A seasoned newsman reports on the life of one of America’s great newspaper heroes, a writer and editor who practiced his craft in Yiddish.
Abraham Cahan (1860–1951) was the founder and editor of the Jewish Daily Forward, New York’s pre-eminent Yiddish newspaper. New York Sun and English-language Forward founder Lipsky presents a succinct biography of his distinguished predecessor as part of the burgeoning Schocken/Nextbook Jewish Encounters series. Born in czarist Russia, Cahan was born anew in 1882 when he landed in America, ignorant of the English language. He quickly conquered the native tongue of his new nation and wrote, in English, narrative fiction of immigrant life in a unique voice. His masterpiece, The Rise of David Levinsky (1917), was an epic novel of a poor immigrant who achieves considerable, but ultimately unfulfilling, wealth. In many ways, the novel paralleled the author’s own rise, though Cahan’s signal achievement wasn’t in the garment trade but in the newspaper that chronicled the culture of downtown Jews. The Forward ranked third of all the city’s morning papers in any language, and in its pages, newly arriving immigrants received instruction in American ways. The paper featured an agony column, which famously advised legions of troubled readers, and it published the works of Sholem Asch and the brothers Singer. Home to Jewish public intellectuals, it debated (not always on the right side) the Russian Revolution, Zionism, strike actions and a host of other urgent matters of the day. The paper was always anti-communist, and Cahan was always Jewish though never religious. In his autobiography, The Education of Abraham Cahan, he had little to say about his private life. Lipsky follows that example with scant information regarding Cahan at home.

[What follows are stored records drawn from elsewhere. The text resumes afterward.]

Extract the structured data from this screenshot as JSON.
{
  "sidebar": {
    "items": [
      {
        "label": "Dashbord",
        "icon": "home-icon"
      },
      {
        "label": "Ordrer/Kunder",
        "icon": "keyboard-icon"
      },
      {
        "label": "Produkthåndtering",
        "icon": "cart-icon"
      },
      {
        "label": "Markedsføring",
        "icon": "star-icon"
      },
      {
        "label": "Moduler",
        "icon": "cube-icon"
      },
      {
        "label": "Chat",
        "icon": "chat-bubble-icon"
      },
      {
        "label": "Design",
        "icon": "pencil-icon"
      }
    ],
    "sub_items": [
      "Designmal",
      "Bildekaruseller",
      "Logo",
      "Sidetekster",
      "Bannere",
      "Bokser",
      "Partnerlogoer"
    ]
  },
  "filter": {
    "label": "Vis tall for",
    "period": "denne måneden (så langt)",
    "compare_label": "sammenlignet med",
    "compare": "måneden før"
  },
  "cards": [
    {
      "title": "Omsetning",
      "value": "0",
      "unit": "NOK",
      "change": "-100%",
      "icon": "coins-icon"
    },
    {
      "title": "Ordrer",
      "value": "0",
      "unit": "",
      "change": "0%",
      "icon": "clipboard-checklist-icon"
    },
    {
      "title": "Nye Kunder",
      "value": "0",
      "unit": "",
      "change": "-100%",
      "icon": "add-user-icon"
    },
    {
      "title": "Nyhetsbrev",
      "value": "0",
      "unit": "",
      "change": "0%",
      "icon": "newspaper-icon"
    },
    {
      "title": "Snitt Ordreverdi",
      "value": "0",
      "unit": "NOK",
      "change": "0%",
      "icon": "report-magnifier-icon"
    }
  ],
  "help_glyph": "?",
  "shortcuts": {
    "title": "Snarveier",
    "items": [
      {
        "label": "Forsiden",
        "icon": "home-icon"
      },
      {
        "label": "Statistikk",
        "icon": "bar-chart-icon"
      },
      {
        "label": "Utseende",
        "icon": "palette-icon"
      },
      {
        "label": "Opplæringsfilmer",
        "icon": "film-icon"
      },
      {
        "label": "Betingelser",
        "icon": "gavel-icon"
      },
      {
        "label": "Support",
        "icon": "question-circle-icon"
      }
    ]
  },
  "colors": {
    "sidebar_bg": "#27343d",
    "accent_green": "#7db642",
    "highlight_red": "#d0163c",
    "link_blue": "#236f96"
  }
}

A straightforward narrative of the public life of a complex, commanding newspaperman.